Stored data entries
>>>

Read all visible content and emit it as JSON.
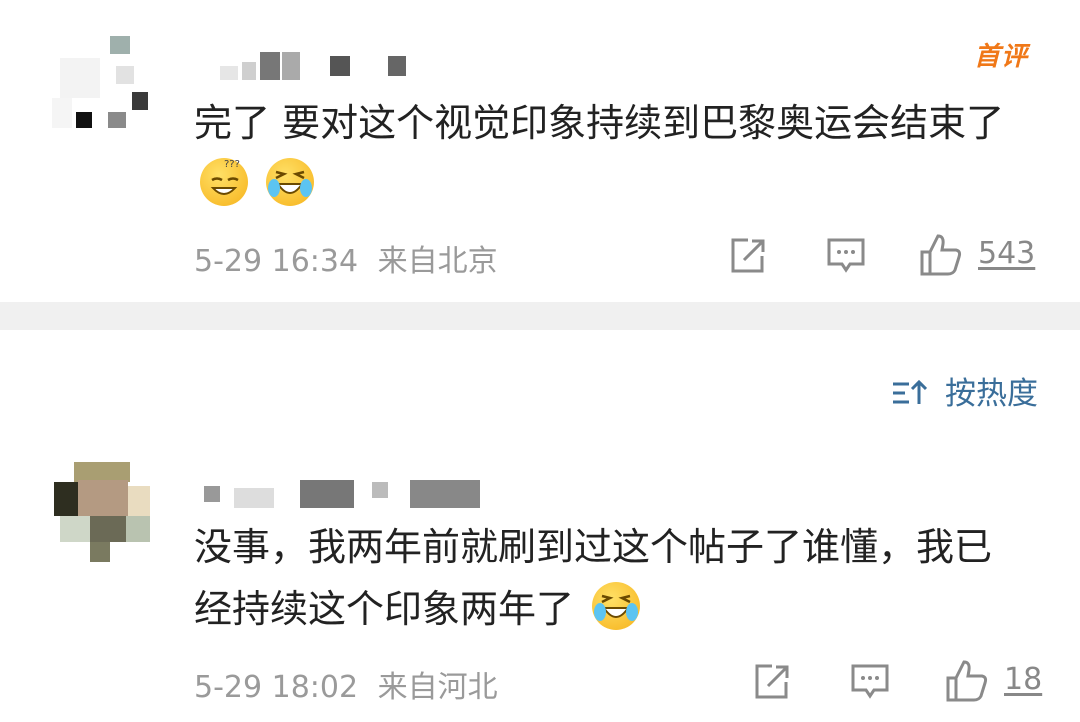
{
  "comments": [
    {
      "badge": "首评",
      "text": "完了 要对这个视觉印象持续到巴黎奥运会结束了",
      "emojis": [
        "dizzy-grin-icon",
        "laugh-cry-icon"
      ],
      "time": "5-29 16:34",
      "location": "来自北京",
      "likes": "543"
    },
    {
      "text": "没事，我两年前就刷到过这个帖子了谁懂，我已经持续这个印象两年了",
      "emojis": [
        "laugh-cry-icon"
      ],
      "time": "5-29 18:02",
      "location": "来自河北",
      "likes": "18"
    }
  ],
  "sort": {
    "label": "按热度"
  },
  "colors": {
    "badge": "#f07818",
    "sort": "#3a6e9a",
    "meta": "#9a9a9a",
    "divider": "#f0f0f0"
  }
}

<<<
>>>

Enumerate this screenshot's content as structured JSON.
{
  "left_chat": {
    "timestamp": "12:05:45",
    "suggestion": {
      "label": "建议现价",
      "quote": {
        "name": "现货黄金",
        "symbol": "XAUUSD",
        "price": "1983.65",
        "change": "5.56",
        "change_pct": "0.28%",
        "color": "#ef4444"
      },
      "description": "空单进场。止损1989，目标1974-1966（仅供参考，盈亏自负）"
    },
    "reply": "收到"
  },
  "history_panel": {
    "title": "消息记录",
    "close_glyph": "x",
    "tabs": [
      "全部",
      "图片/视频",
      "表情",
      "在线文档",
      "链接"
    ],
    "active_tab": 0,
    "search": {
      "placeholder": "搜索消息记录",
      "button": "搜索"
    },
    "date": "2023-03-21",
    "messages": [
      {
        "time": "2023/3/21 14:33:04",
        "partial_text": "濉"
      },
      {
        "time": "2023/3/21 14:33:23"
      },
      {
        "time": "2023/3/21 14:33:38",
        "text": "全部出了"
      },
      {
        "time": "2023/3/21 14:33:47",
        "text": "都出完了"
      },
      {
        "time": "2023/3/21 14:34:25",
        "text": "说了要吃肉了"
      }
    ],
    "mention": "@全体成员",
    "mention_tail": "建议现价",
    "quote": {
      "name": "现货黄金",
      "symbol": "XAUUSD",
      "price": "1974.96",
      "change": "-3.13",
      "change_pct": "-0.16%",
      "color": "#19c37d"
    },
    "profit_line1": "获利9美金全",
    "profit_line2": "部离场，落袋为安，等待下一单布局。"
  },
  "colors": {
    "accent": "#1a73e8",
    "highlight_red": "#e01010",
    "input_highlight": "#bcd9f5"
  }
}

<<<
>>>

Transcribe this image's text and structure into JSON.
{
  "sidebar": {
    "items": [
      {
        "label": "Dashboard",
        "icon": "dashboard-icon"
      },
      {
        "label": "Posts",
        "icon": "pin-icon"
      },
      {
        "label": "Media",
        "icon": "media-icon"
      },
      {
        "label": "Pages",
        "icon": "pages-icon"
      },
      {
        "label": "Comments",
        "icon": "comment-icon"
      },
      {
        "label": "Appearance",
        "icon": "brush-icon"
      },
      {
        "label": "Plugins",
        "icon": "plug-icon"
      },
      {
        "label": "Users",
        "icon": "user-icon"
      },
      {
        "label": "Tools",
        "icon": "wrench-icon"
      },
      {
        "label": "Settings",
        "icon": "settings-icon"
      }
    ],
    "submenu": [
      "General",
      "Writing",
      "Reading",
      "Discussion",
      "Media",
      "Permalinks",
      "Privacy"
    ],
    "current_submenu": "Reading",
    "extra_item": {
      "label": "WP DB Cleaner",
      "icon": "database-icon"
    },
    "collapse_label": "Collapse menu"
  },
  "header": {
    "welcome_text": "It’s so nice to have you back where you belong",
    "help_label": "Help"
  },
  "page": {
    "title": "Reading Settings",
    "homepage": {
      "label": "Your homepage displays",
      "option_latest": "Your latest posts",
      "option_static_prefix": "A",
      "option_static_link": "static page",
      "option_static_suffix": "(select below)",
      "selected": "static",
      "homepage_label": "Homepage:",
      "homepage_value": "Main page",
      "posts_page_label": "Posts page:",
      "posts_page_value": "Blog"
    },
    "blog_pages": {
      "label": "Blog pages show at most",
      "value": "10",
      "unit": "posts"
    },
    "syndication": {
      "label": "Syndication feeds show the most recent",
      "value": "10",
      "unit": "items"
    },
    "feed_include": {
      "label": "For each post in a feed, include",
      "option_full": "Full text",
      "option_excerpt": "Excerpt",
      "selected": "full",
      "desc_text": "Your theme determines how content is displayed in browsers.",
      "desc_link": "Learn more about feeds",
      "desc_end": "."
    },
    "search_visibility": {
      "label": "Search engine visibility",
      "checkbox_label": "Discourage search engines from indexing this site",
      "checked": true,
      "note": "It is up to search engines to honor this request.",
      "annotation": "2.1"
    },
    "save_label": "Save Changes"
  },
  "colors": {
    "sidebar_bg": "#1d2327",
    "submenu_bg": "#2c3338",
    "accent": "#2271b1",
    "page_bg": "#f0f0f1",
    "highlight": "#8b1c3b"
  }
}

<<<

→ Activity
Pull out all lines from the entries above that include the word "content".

→ Solution
Read all visible content and emit it as JSON.
Enumerate this screenshot's content as structured JSON.
      "desc_text": "Your theme determines how content is displayed in browsers.",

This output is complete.